The abbey had a long standing dispute with the Archbishops of Canterbury.
'Ultra portam' meant a gatehouse tower - over the gate rather than 'without' as translated in the Calendar.
The abbots were not summoned to parliament because they were mitred, but because they held their lands in capite per baroniam, and received their temporalities from the king; and of these, only such had this privilege as were especially, as through the king's favour, called thither by writ. (Hasted p. 158-77n29)

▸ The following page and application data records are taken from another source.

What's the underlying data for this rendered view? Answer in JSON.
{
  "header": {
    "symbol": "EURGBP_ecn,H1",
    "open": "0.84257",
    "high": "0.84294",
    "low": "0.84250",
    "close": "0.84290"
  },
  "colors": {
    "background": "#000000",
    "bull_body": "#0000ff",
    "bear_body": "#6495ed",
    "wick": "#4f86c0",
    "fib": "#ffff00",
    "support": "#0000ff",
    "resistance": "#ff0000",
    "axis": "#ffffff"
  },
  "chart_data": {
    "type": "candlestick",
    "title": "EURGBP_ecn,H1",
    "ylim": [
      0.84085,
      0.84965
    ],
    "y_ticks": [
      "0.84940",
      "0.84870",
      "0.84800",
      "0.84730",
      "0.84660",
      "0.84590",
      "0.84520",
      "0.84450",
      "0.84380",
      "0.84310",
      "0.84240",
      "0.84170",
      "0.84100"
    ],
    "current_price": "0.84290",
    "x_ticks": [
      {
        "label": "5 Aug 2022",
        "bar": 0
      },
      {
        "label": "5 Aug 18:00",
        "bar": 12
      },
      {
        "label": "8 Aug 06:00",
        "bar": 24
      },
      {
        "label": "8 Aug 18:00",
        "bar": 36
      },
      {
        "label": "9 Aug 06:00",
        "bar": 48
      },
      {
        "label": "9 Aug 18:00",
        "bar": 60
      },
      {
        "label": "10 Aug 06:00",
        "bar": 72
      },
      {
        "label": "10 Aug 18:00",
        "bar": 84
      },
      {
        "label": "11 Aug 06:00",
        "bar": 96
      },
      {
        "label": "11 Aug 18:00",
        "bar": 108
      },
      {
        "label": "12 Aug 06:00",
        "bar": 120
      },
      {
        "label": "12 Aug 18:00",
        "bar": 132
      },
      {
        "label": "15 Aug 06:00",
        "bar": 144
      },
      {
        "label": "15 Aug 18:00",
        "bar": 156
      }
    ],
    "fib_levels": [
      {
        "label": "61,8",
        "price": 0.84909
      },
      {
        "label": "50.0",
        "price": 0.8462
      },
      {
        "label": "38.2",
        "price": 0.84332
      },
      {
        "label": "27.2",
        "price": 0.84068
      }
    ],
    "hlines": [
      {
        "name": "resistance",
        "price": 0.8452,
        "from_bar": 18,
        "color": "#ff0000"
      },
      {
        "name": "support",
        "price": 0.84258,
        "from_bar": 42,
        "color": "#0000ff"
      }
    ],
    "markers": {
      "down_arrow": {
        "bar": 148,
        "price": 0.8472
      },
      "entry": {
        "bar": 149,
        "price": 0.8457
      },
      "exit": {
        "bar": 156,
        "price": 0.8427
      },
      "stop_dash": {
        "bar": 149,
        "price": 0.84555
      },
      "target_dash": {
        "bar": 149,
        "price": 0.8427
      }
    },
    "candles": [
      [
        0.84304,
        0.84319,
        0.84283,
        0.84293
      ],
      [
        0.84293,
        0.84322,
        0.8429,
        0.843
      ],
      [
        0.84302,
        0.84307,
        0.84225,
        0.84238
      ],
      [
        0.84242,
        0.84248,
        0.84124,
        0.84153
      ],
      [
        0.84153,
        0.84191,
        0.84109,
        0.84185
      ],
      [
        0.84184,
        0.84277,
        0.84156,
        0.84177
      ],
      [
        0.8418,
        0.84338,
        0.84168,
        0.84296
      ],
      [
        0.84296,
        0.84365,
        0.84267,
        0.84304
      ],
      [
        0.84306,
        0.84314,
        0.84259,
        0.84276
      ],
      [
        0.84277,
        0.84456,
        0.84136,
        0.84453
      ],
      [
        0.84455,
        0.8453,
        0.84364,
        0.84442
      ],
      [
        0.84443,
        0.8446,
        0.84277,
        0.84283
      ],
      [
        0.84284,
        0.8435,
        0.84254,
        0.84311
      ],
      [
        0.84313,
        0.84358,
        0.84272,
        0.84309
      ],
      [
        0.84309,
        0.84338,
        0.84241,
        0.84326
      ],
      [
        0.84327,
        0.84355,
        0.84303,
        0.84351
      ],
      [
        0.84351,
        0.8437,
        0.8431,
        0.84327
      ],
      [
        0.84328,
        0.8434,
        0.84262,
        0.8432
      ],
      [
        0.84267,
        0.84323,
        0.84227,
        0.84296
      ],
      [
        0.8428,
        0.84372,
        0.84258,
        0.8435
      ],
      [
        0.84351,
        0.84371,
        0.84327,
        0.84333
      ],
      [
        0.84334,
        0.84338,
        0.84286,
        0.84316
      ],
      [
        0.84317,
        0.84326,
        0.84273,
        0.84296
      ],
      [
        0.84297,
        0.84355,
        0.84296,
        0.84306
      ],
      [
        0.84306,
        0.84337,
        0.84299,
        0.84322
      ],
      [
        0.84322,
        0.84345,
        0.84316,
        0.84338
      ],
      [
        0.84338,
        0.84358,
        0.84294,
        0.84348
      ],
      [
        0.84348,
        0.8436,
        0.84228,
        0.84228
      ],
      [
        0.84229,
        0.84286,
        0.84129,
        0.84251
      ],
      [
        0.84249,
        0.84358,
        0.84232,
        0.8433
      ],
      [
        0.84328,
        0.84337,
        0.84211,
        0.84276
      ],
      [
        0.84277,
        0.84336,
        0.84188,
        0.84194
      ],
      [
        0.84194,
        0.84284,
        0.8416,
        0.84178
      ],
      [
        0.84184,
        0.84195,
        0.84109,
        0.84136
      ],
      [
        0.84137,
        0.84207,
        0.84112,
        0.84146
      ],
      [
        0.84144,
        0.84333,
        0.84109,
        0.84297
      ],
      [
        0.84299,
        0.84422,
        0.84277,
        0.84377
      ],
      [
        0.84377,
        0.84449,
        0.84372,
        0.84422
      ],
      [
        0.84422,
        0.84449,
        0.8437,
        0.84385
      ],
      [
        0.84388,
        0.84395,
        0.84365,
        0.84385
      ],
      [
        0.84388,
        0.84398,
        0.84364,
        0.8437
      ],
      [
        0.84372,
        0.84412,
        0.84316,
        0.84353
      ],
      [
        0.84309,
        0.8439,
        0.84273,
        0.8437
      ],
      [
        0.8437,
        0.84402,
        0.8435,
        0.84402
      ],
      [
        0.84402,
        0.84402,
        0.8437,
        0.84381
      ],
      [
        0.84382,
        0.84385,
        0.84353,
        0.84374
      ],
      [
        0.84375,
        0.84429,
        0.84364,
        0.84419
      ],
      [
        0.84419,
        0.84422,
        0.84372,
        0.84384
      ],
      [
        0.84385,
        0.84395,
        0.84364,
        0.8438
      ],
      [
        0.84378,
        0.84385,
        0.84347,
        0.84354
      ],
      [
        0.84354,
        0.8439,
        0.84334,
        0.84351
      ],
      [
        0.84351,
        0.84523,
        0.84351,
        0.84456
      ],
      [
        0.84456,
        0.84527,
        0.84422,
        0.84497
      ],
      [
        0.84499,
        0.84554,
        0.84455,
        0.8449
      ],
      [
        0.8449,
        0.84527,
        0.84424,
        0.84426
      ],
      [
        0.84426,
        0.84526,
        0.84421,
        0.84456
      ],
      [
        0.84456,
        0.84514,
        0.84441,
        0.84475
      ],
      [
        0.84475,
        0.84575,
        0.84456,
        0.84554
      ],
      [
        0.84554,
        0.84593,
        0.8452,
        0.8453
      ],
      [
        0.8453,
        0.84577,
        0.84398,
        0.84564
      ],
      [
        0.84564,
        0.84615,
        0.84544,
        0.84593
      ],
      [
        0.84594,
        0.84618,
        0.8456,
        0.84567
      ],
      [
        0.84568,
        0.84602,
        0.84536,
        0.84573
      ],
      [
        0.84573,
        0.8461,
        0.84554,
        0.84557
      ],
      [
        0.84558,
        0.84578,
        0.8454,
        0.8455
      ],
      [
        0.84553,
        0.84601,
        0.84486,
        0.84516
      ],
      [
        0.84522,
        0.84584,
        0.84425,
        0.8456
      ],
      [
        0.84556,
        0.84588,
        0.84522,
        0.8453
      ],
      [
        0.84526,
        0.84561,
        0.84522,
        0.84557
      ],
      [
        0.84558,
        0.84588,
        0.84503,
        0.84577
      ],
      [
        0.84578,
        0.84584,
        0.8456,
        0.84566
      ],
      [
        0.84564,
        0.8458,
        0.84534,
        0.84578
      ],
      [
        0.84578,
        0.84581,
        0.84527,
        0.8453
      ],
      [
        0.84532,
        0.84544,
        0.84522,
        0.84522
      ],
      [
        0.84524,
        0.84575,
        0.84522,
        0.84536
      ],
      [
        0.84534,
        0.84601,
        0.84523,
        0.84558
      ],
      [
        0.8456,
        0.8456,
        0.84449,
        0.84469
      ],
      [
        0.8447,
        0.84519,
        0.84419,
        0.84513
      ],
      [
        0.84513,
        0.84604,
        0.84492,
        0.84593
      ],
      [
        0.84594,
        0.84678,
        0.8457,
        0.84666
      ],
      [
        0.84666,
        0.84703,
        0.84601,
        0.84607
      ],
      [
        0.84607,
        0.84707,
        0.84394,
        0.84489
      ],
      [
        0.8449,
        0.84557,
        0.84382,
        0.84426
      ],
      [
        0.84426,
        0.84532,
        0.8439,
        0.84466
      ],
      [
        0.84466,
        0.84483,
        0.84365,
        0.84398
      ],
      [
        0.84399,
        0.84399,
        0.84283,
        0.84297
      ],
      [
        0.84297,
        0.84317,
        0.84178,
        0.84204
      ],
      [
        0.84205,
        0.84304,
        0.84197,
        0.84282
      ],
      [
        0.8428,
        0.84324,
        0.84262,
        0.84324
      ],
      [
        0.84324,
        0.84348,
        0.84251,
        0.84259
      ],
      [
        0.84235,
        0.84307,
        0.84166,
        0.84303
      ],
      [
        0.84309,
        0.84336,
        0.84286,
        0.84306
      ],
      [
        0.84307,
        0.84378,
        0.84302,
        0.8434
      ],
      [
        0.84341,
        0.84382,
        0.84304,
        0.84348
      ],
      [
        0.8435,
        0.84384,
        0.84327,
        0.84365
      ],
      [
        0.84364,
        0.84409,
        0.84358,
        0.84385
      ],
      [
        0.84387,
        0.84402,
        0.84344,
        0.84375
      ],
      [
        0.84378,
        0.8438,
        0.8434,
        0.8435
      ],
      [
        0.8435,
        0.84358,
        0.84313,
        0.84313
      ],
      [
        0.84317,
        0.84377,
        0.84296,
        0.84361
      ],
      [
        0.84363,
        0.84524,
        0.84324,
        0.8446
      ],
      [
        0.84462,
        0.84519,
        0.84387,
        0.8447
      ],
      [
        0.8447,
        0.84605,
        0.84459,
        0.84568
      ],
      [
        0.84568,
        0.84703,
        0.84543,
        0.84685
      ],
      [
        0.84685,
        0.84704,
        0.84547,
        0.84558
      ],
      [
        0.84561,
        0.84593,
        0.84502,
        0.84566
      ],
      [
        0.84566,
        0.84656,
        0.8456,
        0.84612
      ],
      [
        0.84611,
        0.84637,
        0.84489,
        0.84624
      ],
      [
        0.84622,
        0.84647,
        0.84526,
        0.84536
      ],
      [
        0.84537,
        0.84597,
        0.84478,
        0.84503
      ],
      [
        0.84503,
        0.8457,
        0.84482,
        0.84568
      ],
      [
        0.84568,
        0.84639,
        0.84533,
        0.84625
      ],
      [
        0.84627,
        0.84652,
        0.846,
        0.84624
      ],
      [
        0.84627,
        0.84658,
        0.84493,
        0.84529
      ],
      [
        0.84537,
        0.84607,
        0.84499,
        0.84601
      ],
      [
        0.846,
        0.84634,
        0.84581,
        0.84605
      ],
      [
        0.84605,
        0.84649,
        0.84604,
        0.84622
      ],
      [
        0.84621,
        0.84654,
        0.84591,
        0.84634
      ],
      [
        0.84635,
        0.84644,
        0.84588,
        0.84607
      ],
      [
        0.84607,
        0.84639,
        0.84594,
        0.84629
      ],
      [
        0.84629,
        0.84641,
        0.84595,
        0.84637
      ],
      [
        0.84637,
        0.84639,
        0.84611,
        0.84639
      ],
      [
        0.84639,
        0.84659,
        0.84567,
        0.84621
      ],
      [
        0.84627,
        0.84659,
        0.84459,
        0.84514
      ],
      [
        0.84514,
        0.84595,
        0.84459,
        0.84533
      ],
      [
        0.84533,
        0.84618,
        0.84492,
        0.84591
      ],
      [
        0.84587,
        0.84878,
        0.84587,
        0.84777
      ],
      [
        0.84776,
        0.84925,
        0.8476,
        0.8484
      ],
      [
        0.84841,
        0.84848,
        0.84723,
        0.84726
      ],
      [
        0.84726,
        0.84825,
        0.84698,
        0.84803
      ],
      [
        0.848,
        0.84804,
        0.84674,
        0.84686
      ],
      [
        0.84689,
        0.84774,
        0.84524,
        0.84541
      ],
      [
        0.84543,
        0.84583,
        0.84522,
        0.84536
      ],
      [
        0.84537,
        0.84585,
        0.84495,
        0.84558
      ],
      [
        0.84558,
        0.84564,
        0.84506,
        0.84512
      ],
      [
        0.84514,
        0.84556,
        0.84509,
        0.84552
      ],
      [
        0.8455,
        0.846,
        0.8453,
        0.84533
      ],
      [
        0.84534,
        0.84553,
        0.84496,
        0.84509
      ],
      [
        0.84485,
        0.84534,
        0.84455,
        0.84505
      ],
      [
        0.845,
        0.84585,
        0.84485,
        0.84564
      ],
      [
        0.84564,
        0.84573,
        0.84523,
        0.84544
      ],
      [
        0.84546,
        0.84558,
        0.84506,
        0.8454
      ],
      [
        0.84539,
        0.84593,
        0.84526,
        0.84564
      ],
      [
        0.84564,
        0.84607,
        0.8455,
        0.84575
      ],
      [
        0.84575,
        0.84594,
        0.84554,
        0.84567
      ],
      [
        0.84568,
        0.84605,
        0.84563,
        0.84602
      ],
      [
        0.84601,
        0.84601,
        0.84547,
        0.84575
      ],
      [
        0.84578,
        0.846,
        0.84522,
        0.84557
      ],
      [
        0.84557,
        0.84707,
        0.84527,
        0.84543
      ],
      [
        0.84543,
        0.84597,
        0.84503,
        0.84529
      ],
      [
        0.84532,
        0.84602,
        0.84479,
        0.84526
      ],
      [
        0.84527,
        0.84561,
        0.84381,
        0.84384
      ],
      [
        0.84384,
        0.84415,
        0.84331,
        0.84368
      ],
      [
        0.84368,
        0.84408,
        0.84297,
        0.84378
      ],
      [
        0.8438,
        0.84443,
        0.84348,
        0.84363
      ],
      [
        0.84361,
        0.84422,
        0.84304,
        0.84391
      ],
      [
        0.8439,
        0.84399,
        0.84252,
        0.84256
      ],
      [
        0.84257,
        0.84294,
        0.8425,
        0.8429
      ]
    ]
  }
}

Perhaps the most curious incident in the history of the abbey is the story of Peter de Dene. He had been a distinguished ecclesiastical lawyer, and was at one time counsel to the abbey, to which he was a generous benefactor; but, getting into trouble in politics, in 1322 he sought admission there as a monk, and was received under a relaxed form of profession with many privileges, after bringing a present of silver and making his will in favour of the abbey. Eight years later he wished to leave it again, but the abbot refused to permit him; and he thereupon fled to Bishopsbourne, but a few days later was captured and brought back. He managed, however, to appeal to the pope, who in 1331 ordered the prior of the cathedral to inquire into the matter. Great resistance was offered to the prior, and it was not till he had entered the abbey church with a powerful force that he was able to get any conversation with Peter at all; and then from a distance, surrounded by monks, Peter declared himself perfectly contented. It seems certain that Peter must have been forcibly detained and impersonated by someone else, but nothing more could be done for him; and the abbot and monks received pardon from the king for what they had done. (VCH)